> THE TASK
Select the lines of the records containing the word "code" and list them.

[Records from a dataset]
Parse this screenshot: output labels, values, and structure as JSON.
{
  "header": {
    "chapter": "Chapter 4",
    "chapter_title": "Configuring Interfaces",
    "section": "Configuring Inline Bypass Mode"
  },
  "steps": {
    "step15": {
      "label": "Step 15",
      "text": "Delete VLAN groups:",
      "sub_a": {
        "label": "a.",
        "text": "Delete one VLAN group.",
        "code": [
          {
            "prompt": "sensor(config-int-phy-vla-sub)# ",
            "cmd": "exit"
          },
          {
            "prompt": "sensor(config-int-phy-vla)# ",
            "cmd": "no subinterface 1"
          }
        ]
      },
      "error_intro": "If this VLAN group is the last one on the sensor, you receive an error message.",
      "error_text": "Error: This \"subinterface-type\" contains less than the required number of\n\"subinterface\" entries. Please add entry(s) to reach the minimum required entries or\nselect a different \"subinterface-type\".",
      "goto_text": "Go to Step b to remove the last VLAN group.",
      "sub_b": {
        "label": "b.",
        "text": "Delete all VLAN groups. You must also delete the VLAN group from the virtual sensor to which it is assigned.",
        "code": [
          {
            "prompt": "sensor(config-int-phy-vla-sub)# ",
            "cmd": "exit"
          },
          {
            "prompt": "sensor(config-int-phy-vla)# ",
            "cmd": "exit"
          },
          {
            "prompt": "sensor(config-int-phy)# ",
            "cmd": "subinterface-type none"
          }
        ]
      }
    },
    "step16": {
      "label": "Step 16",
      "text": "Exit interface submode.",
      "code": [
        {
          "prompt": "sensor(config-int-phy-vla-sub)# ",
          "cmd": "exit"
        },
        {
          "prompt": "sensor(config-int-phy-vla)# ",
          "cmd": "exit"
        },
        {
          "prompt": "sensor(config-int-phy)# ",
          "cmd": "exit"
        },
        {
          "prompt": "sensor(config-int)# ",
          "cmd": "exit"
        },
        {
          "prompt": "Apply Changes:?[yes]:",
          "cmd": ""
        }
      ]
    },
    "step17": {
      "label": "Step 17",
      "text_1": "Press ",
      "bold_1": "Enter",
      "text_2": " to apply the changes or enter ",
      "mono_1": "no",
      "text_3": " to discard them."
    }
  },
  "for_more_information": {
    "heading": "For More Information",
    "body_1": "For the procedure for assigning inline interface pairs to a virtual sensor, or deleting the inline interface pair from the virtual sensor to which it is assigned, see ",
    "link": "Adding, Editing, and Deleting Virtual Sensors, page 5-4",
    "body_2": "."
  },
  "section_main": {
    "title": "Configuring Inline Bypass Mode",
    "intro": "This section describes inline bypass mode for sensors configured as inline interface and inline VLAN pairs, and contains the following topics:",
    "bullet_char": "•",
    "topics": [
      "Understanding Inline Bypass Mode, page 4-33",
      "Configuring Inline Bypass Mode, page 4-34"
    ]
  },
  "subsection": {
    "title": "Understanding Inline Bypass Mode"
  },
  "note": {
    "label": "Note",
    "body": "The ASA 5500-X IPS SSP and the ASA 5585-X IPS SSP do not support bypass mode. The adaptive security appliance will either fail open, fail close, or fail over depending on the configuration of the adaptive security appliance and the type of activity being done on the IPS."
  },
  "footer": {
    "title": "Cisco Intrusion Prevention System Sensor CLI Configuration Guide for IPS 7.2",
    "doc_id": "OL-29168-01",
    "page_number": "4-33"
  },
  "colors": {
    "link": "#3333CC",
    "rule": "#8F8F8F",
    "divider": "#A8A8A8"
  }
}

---

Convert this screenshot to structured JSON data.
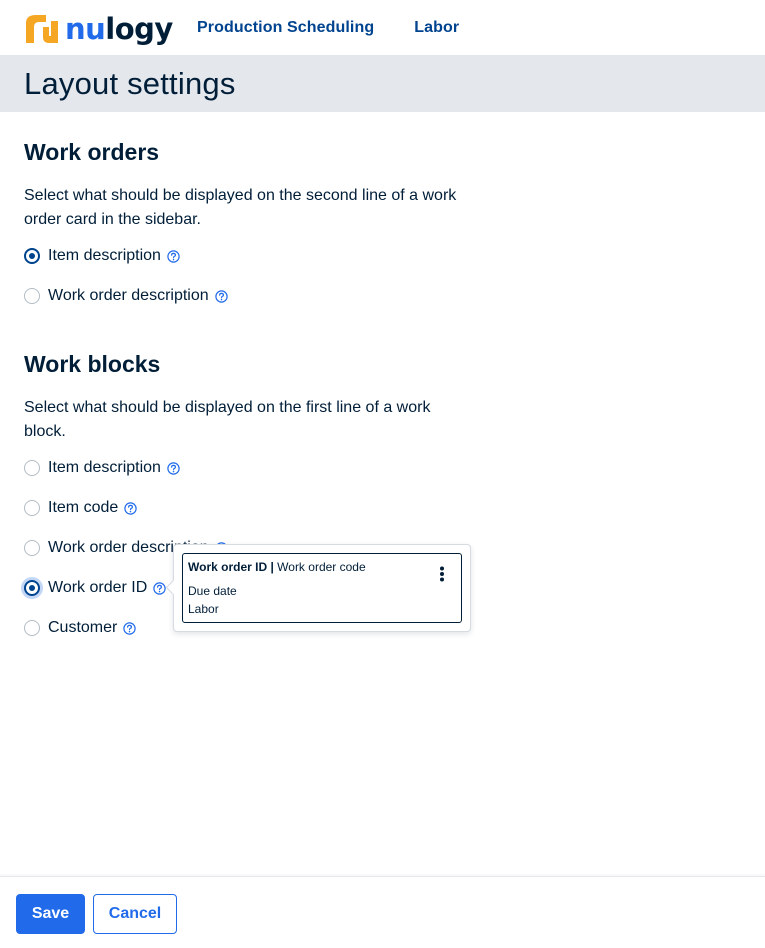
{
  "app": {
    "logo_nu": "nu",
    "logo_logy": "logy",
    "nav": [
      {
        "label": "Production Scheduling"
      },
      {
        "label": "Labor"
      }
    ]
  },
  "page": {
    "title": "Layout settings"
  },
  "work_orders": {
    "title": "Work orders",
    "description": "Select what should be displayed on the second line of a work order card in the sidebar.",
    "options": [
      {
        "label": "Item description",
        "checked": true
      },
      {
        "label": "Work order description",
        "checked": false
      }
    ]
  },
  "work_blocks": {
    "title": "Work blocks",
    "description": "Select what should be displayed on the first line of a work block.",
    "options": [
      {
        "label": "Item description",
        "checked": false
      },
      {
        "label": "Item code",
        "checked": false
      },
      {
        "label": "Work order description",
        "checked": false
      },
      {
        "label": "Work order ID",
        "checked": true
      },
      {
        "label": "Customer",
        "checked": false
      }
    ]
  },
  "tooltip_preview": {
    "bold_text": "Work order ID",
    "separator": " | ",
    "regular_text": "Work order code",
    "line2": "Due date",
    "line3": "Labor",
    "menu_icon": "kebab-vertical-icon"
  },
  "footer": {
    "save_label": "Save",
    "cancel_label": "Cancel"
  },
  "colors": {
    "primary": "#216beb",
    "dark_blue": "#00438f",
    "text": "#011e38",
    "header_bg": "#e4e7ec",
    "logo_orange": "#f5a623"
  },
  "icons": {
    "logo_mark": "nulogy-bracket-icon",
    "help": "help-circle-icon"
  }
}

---

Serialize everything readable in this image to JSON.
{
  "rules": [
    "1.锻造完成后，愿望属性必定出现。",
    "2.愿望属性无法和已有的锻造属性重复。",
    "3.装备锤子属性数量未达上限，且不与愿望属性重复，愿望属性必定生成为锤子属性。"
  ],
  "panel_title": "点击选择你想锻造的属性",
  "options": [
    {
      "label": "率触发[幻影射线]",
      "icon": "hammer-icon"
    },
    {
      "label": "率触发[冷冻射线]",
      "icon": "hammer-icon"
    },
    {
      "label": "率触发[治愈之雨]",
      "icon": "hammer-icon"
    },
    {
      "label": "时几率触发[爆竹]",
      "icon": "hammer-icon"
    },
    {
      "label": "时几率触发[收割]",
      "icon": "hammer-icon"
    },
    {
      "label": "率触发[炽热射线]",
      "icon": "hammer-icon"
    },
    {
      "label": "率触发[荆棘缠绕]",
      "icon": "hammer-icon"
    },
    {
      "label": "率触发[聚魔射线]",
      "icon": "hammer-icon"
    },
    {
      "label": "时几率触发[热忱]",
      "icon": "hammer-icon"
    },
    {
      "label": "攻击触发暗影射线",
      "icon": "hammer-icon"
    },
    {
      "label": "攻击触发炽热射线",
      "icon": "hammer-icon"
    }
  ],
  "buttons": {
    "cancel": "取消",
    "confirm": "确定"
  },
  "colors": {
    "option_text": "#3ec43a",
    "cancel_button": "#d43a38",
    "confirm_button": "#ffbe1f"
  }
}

> EXPECTED ANSWER
        "code": [
        "code": [
      "code": [
        "label": "Item code",
    "regular_text": "Work order code",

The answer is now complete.